=== Supplied records ===
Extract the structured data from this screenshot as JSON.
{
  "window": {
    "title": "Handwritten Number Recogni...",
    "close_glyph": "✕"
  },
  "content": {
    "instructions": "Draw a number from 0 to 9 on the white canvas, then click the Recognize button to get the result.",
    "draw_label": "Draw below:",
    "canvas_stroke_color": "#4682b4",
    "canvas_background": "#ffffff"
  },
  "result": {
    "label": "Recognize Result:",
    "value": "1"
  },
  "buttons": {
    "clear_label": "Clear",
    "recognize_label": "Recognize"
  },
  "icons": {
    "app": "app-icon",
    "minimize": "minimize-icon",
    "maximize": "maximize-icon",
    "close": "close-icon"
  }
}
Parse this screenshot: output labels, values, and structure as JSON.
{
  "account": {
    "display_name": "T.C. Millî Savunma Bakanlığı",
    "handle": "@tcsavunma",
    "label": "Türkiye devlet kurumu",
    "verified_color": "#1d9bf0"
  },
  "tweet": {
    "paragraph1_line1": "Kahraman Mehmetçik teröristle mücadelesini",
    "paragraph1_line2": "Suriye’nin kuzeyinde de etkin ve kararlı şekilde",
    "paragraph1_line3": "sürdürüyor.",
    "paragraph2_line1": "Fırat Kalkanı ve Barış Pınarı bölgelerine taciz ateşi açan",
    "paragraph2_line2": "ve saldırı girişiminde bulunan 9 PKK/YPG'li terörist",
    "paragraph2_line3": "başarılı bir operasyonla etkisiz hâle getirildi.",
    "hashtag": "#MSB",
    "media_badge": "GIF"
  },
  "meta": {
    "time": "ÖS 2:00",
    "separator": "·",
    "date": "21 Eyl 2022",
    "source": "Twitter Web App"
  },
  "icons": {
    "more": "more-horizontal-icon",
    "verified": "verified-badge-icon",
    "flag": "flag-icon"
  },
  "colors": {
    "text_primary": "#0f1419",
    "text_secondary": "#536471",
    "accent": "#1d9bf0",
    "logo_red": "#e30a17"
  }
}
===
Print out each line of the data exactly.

Extract the structured data from this screenshot as JSON.
{
  "window": {
    "title": "Handwritten Number Recogni...",
    "close_glyph": "✕"
  },
  "content": {
    "instructions": "Draw a number from 0 to 9 on the white canvas, then click the Recognize button to get the result.",
    "draw_label": "Draw below:",
    "canvas_stroke_color": "#4682b4",
    "canvas_background": "#ffffff"
  },
  "result": {
    "label": "Recognize Result:",
    "value": "1"
  },
  "buttons": {
    "clear_label": "Clear",
    "recognize_label": "Recognize"
  },
  "icons": {
    "app": "app-icon",
    "minimize": "minimize-icon",
    "maximize": "maximize-icon",
    "close": "close-icon"
  }
}
Parse this screenshot: output labels, values, and structure as JSON.
{
  "account": {
    "display_name": "T.C. Millî Savunma Bakanlığı",
    "handle": "@tcsavunma",
    "label": "Türkiye devlet kurumu",
    "verified_color": "#1d9bf0"
  },
  "tweet": {
    "paragraph1_line1": "Kahraman Mehmetçik teröristle mücadelesini",
    "paragraph1_line2": "Suriye’nin kuzeyinde de etkin ve kararlı şekilde",
    "paragraph1_line3": "sürdürüyor.",
    "paragraph2_line1": "Fırat Kalkanı ve Barış Pınarı bölgelerine taciz ateşi açan",
    "paragraph2_line2": "ve saldırı girişiminde bulunan 9 PKK/YPG'li terörist",
    "paragraph2_line3": "başarılı bir operasyonla etkisiz hâle getirildi.",
    "hashtag": "#MSB",
    "media_badge": "GIF"
  },
  "meta": {
    "time": "ÖS 2:00",
    "separator": "·",
    "date": "21 Eyl 2022",
    "source": "Twitter Web App"
  },
  "icons": {
    "more": "more-horizontal-icon",
    "verified": "verified-badge-icon",
    "flag": "flag-icon"
  },
  "colors": {
    "text_primary": "#0f1419",
    "text_secondary": "#536471",
    "accent": "#1d9bf0",
    "logo_red": "#e30a17"
  }
}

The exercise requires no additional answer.